> **Work instruction**: Your job is to retype the records exactly while dropping every picture.

Entries from a dataset of interfaces:
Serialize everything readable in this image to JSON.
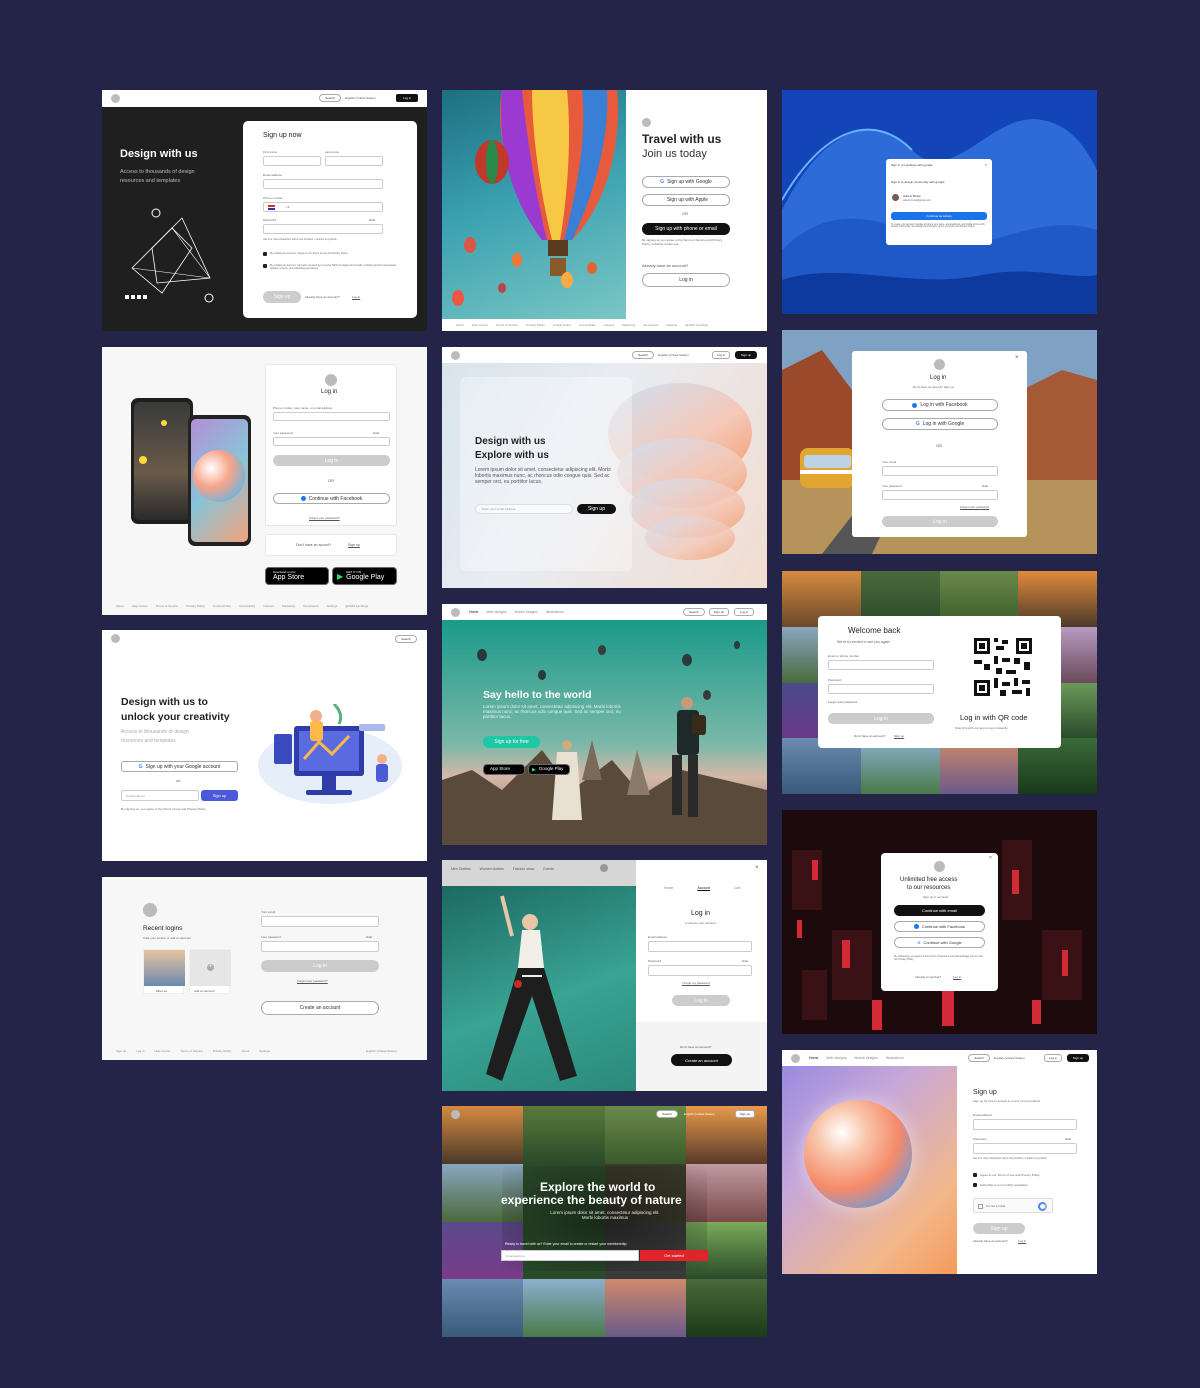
{
  "colors": {
    "page_bg": "#242448",
    "dark": "#111111",
    "accent_red": "#e0242b",
    "accent_teal": "#1ec8a5",
    "accent_blue": "#4a5ad8",
    "google_blue": "#1a73e8"
  },
  "c1": {
    "search": "Search",
    "lang": "English (United States)",
    "login": "Log in",
    "hero": "Design with us",
    "sub1": "Access to thousands of design",
    "sub2": "resources and templates",
    "form_title": "Sign up now",
    "first": "First name",
    "last": "Last name",
    "email": "Email address",
    "phone": "Phone number",
    "code": "+1",
    "password": "Password",
    "hide": "Hide",
    "hint": "Use 8 or more characters with a mix of letters, numbers & symbols",
    "agree1": "By creating an account, I agree to our Terms of use and Privacy Policy",
    "agree2": "By creating an account, I am also consenting to receive SMS messages and emails, including product new feature updates, events, and marketing promotions.",
    "signup": "Sign up",
    "already": "Already have an account?",
    "login_link": "Log in"
  },
  "c2": {
    "title1": "Travel with us",
    "title2": "Join us today",
    "google": "Sign up with Google",
    "apple": "Sign up with Apple",
    "or": "OR",
    "phone_email": "Sign up with phone or email",
    "terms": "By signing up you agree to the Terms of Service and Privacy Policy, including cookie use.",
    "already": "Already have an account?",
    "login": "Log in",
    "footer": [
      "About",
      "Help Center",
      "Terms of Service",
      "Privacy Policy",
      "Cookie Policy",
      "Accessibility",
      "Careers",
      "Marketing",
      "Developers",
      "Settings",
      "@2022 Landings"
    ]
  },
  "c3": {
    "header": "Sign in to Landings with google",
    "sub": "Sign in to design community with google",
    "name": "Ashely Bruce",
    "email": "ashely.bruce@gmail.com",
    "continue": "Continue as Ashely",
    "note": "To create your account, Google will share your name, email address, and profile picture with Design Community. See Design Community's Terms of Service and Privacy Policy."
  },
  "c4": {
    "title": "Log in",
    "field1": "Phone number, user name, or email address",
    "field2": "Your password",
    "hide": "Hide",
    "login": "Log in",
    "or": "OR",
    "facebook": "Continue with Facebook",
    "forgot": "Forget your password?",
    "noacc": "Don't have an acount?",
    "signup": "Sign up",
    "appstore_small": "Download on the",
    "appstore": "App Store",
    "play_small": "GET IT ON",
    "play": "Google Play",
    "footer": [
      "About",
      "Help Center",
      "Terms of Service",
      "Privacy Policy",
      "Cookie Policy",
      "Accessibility",
      "Careers",
      "Marketing",
      "Developers",
      "Settings",
      "@2022 Landings"
    ]
  },
  "c5": {
    "search": "Search",
    "lang": "English (United States)",
    "login": "Log in",
    "signup": "Sign up",
    "title1": "Design with us",
    "title2": "Explore with us",
    "body": "Lorem ipsum dolor sit amet, consectetur adipiscing elit. Morbi lobortis maximus nunc, ac rhoncus odio congue quis. Sed ac semper orci, eu porttitor lacus.",
    "email_ph": "Enter your email address",
    "cta": "Sign up"
  },
  "c6": {
    "title": "Log in",
    "sub": "Don't have an acount? Sign up",
    "facebook": "Log in with Facebook",
    "google": "Log in with Google",
    "or": "OR",
    "email": "Your email",
    "password": "Your password",
    "hide": "Hide",
    "forgot": "Forget your password",
    "login": "Log in"
  },
  "c7": {
    "title": "Design with us to",
    "title2": "unlock your creativity",
    "sub1": "Access to thousands of design",
    "sub2": "resources and templates",
    "google": "Sign up with your Google account",
    "or": "OR",
    "email_ph": "Email address",
    "signup": "Sign up",
    "terms": "By signing up, you agree to the Terms of use and Privacy Policy",
    "search": "Search"
  },
  "c8": {
    "nav": [
      "Home",
      "Web designs",
      "Mobile designs",
      "Illustrations"
    ],
    "search": "Search",
    "signup": "Sign up",
    "login": "Log in",
    "hero": "Say hello to the world",
    "body": "Lorem ipsum dolor sit amet, consectetur adipiscing elit. Morbi lobortis maximus nunc, ac rhoncus odio congue quis. Sed ac semper orci, eu porttitor lacus.",
    "cta": "Sign up for free",
    "appstore": "App Store",
    "play": "Google Play"
  },
  "c9": {
    "title": "Welcome back",
    "sub": "We're so excited to see you again!",
    "email": "Email or phone number",
    "password": "Password",
    "forgot": "Forget your password",
    "login": "Log in",
    "noacc": "Don't have an account?",
    "signup": "Sign up",
    "qr_title": "Log in with QR code",
    "qr_sub": "Scan this with our app to log in instantly."
  },
  "c10": {
    "title": "Recent logins",
    "sub": "Click your picture or add an account",
    "user": "Mila Lee",
    "add": "Add an account",
    "email": "Your email",
    "password": "Your password",
    "hide": "Hide",
    "login": "Log in",
    "forgot": "Forget your password?",
    "create": "Create an account",
    "footer": [
      "Sign up",
      "Log in",
      "Help Center",
      "Terms of Service",
      "Privacy Policy",
      "About",
      "Settings"
    ],
    "lang": "English (United States)"
  },
  "c11": {
    "nav": [
      "Men Clothes",
      "Women clothes",
      "Fashion show",
      "Events"
    ],
    "tabs": [
      "Home",
      "Account",
      "Cart"
    ],
    "title": "Log in",
    "sub": "to access your account",
    "email": "Email address",
    "password": "Password",
    "hide": "Hide",
    "forgot": "I forget my password",
    "login": "Log in",
    "noacc": "Don't have an account?",
    "create": "Create an account"
  },
  "c12": {
    "title": "Unlimited free access",
    "title2": "to our resources",
    "sub": "Sign up in seconds",
    "email": "Continue with email",
    "facebook": "Continue with Facebook",
    "google": "Continue with Google",
    "terms": "By continuing, you agree to the Terms of Services and acknowledge you've read our Privacy Policy",
    "member": "Already a member?",
    "login": "Log in"
  },
  "c13": {
    "search": "Search",
    "lang": "English (United States)",
    "signup": "Sign up",
    "title1": "Explore the world to",
    "title2": "experience the beauty of nature",
    "body": "Lorem ipsum dolor sit amet, consectetur adipiscing elit. Morbi lobortis maximus",
    "ready": "Ready to travel with us? Enter your email to create or restart your membership.",
    "email_ph": "Email address",
    "cta": "Get started"
  },
  "c14": {
    "nav": [
      "Home",
      "Web designs",
      "Mobile designs",
      "Illustrations"
    ],
    "search": "Search",
    "lang": "English (United States)",
    "login": "Log in",
    "signup": "Sign up",
    "title": "Sign up",
    "sub": "Sign up for free to access to in any of our products",
    "email": "Email address",
    "password": "Password",
    "hide": "Hide",
    "hint": "Use 8 or more characters with a mix of letters, numbers & symbols",
    "agree1": "Agree to our Terms of use and Privacy Policy",
    "agree2": "Subscribe to our monthly newsletter",
    "captcha": "I'm not a robot",
    "cta": "Sign up",
    "already": "Already have an account?",
    "login_link": "Log in"
  }
}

> **Written response**:
Serialize everything readable in this image to JSON.
{
  "colors": {
    "page_bg": "#242448",
    "dark": "#111111",
    "accent_red": "#e0242b",
    "accent_teal": "#1ec8a5",
    "accent_blue": "#4a5ad8",
    "google_blue": "#1a73e8"
  },
  "c1": {
    "search": "Search",
    "lang": "English (United States)",
    "login": "Log in",
    "hero": "Design with us",
    "sub1": "Access to thousands of design",
    "sub2": "resources and templates",
    "form_title": "Sign up now",
    "first": "First name",
    "last": "Last name",
    "email": "Email address",
    "phone": "Phone number",
    "code": "+1",
    "password": "Password",
    "hide": "Hide",
    "hint": "Use 8 or more characters with a mix of letters, numbers & symbols",
    "agree1": "By creating an account, I agree to our Terms of use and Privacy Policy",
    "agree2": "By creating an account, I am also consenting to receive SMS messages and emails, including product new feature updates, events, and marketing promotions.",
    "signup": "Sign up",
    "already": "Already have an account?",
    "login_link": "Log in"
  },
  "c2": {
    "title1": "Travel with us",
    "title2": "Join us today",
    "google": "Sign up with Google",
    "apple": "Sign up with Apple",
    "or": "OR",
    "phone_email": "Sign up with phone or email",
    "terms": "By signing up you agree to the Terms of Service and Privacy Policy, including cookie use.",
    "already": "Already have an account?",
    "login": "Log in",
    "footer": [
      "About",
      "Help Center",
      "Terms of Service",
      "Privacy Policy",
      "Cookie Policy",
      "Accessibility",
      "Careers",
      "Marketing",
      "Developers",
      "Settings",
      "@2022 Landings"
    ]
  },
  "c3": {
    "header": "Sign in to Landings with google",
    "sub": "Sign in to design community with google",
    "name": "Ashely Bruce",
    "email": "ashely.bruce@gmail.com",
    "continue": "Continue as Ashely",
    "note": "To create your account, Google will share your name, email address, and profile picture with Design Community. See Design Community's Terms of Service and Privacy Policy."
  },
  "c4": {
    "title": "Log in",
    "field1": "Phone number, user name, or email address",
    "field2": "Your password",
    "hide": "Hide",
    "login": "Log in",
    "or": "OR",
    "facebook": "Continue with Facebook",
    "forgot": "Forget your password?",
    "noacc": "Don't have an acount?",
    "signup": "Sign up",
    "appstore_small": "Download on the",
    "appstore": "App Store",
    "play_small": "GET IT ON",
    "play": "Google Play",
    "footer": [
      "About",
      "Help Center",
      "Terms of Service",
      "Privacy Policy",
      "Cookie Policy",
      "Accessibility",
      "Careers",
      "Marketing",
      "Developers",
      "Settings",
      "@2022 Landings"
    ]
  },
  "c5": {
    "search": "Search",
    "lang": "English (United States)",
    "login": "Log in",
    "signup": "Sign up",
    "title1": "Design with us",
    "title2": "Explore with us",
    "body": "Lorem ipsum dolor sit amet, consectetur adipiscing elit. Morbi lobortis maximus nunc, ac rhoncus odio congue quis. Sed ac semper orci, eu porttitor lacus.",
    "email_ph": "Enter your email address",
    "cta": "Sign up"
  },
  "c6": {
    "title": "Log in",
    "sub": "Don't have an acount? Sign up",
    "facebook": "Log in with Facebook",
    "google": "Log in with Google",
    "or": "OR",
    "email": "Your email",
    "password": "Your password",
    "hide": "Hide",
    "forgot": "Forget your password",
    "login": "Log in"
  },
  "c7": {
    "title": "Design with us to",
    "title2": "unlock your creativity",
    "sub1": "Access to thousands of design",
    "sub2": "resources and templates",
    "google": "Sign up with your Google account",
    "or": "OR",
    "email_ph": "Email address",
    "signup": "Sign up",
    "terms": "By signing up, you agree to the Terms of use and Privacy Policy",
    "search": "Search"
  },
  "c8": {
    "nav": [
      "Home",
      "Web designs",
      "Mobile designs",
      "Illustrations"
    ],
    "search": "Search",
    "signup": "Sign up",
    "login": "Log in",
    "hero": "Say hello to the world",
    "body": "Lorem ipsum dolor sit amet, consectetur adipiscing elit. Morbi lobortis maximus nunc, ac rhoncus odio congue quis. Sed ac semper orci, eu porttitor lacus.",
    "cta": "Sign up for free",
    "appstore": "App Store",
    "play": "Google Play"
  },
  "c9": {
    "title": "Welcome back",
    "sub": "We're so excited to see you again!",
    "email": "Email or phone number",
    "password": "Password",
    "forgot": "Forget your password",
    "login": "Log in",
    "noacc": "Don't have an account?",
    "signup": "Sign up",
    "qr_title": "Log in with QR code",
    "qr_sub": "Scan this with our app to log in instantly."
  },
  "c10": {
    "title": "Recent logins",
    "sub": "Click your picture or add an account",
    "user": "Mila Lee",
    "add": "Add an account",
    "email": "Your email",
    "password": "Your password",
    "hide": "Hide",
    "login": "Log in",
    "forgot": "Forget your password?",
    "create": "Create an account",
    "footer": [
      "Sign up",
      "Log in",
      "Help Center",
      "Terms of Service",
      "Privacy Policy",
      "About",
      "Settings"
    ],
    "lang": "English (United States)"
  },
  "c11": {
    "nav": [
      "Men Clothes",
      "Women clothes",
      "Fashion show",
      "Events"
    ],
    "tabs": [
      "Home",
      "Account",
      "Cart"
    ],
    "title": "Log in",
    "sub": "to access your account",
    "email": "Email address",
    "password": "Password",
    "hide": "Hide",
    "forgot": "I forget my password",
    "login": "Log in",
    "noacc": "Don't have an account?",
    "create": "Create an account"
  },
  "c12": {
    "title": "Unlimited free access",
    "title2": "to our resources",
    "sub": "Sign up in seconds",
    "email": "Continue with email",
    "facebook": "Continue with Facebook",
    "google": "Continue with Google",
    "terms": "By continuing, you agree to the Terms of Services and acknowledge you've read our Privacy Policy",
    "member": "Already a member?",
    "login": "Log in"
  },
  "c13": {
    "search": "Search",
    "lang": "English (United States)",
    "signup": "Sign up",
    "title1": "Explore the world to",
    "title2": "experience the beauty of nature",
    "body": "Lorem ipsum dolor sit amet, consectetur adipiscing elit. Morbi lobortis maximus",
    "ready": "Ready to travel with us? Enter your email to create or restart your membership.",
    "email_ph": "Email address",
    "cta": "Get started"
  },
  "c14": {
    "nav": [
      "Home",
      "Web designs",
      "Mobile designs",
      "Illustrations"
    ],
    "search": "Search",
    "lang": "English (United States)",
    "login": "Log in",
    "signup": "Sign up",
    "title": "Sign up",
    "sub": "Sign up for free to access to in any of our products",
    "email": "Email address",
    "password": "Password",
    "hide": "Hide",
    "hint": "Use 8 or more characters with a mix of letters, numbers & symbols",
    "agree1": "Agree to our Terms of use and Privacy Policy",
    "agree2": "Subscribe to our monthly newsletter",
    "captcha": "I'm not a robot",
    "cta": "Sign up",
    "already": "Already have an account?",
    "login_link": "Log in"
  }
}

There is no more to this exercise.